Each line of the records that holds the word "user" should be copied out.

BEGIN Data listing

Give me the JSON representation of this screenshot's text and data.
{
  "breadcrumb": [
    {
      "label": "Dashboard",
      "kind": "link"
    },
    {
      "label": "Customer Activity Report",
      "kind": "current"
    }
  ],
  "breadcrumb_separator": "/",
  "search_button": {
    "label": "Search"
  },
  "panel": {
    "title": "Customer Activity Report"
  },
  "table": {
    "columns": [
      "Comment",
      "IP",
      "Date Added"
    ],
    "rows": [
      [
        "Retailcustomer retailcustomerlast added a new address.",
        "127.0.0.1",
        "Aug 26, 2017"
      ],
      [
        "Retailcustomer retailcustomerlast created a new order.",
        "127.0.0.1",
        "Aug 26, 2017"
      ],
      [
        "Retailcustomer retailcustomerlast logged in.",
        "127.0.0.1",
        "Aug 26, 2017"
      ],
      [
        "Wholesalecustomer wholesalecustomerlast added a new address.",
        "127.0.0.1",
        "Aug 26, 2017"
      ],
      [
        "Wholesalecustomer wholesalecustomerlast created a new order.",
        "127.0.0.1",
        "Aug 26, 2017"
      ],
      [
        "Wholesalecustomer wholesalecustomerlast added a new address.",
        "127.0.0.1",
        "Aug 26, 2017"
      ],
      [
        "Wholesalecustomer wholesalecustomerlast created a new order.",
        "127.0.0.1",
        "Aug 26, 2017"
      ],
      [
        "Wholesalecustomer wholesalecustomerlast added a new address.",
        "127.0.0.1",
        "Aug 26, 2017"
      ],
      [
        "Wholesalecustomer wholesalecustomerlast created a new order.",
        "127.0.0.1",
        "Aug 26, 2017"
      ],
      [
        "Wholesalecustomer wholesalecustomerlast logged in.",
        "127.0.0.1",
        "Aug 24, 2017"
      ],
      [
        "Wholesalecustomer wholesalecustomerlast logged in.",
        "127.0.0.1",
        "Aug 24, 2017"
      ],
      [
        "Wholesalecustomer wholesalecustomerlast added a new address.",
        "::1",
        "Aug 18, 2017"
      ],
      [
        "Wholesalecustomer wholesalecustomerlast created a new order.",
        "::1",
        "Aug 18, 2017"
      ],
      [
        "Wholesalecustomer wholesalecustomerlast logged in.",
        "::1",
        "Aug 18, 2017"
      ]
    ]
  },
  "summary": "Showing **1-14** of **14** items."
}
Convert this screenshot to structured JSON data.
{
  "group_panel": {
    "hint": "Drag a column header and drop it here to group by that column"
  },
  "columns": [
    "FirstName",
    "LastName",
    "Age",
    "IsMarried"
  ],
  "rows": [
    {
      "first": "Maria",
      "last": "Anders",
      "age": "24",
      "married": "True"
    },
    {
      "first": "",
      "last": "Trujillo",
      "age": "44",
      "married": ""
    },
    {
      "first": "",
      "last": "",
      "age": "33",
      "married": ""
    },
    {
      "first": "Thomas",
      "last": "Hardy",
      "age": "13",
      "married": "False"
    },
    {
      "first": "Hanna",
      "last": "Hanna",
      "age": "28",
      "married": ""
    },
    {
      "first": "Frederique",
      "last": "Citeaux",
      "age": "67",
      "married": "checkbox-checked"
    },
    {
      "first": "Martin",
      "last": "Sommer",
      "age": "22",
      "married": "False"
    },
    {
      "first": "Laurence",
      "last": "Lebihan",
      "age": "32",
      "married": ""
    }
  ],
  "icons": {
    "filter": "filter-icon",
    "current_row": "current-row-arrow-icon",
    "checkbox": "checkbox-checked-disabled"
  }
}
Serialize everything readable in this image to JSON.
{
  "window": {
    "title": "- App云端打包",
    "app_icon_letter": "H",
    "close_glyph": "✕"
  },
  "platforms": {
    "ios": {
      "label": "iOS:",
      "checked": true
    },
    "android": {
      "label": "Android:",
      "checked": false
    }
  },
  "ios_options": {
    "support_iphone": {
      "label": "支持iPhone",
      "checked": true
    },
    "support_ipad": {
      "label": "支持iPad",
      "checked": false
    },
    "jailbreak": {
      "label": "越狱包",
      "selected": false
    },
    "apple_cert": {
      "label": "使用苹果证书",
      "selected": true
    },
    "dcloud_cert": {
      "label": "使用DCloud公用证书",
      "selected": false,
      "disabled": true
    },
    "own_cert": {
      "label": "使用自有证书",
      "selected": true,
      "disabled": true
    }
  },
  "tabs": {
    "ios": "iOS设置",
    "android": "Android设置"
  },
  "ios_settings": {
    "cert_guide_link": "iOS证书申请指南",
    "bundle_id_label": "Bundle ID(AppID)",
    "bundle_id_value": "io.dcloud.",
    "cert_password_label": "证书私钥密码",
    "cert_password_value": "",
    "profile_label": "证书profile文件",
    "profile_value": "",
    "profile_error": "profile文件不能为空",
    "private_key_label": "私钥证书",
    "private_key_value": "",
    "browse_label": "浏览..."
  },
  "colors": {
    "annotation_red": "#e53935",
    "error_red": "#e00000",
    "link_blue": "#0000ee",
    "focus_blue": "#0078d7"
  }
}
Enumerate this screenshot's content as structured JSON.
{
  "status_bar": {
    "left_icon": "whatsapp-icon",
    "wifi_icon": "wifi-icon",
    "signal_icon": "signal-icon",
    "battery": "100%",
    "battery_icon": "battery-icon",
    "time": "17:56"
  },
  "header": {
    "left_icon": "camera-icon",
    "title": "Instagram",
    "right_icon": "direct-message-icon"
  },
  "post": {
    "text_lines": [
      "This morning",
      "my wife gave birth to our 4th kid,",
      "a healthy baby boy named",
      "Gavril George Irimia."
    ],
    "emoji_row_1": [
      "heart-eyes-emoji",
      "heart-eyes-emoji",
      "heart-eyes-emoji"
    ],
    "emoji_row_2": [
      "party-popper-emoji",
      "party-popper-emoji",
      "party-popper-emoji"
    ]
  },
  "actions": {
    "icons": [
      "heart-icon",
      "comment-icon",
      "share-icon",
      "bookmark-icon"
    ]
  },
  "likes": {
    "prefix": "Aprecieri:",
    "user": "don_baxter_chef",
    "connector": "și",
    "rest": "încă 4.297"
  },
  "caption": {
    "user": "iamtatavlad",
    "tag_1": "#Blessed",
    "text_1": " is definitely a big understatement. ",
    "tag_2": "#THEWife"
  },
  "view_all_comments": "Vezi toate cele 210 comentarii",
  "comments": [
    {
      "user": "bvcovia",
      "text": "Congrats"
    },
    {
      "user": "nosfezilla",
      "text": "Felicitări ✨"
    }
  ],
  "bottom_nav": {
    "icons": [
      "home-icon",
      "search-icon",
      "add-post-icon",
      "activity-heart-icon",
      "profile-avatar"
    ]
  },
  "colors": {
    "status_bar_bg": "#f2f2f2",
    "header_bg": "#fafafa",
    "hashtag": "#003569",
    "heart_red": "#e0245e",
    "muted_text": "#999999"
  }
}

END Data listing

» Completed task:
    "user": "don_baxter_chef",
    "user": "iamtatavlad",
      "user": "bvcovia",
      "user": "nosfezilla",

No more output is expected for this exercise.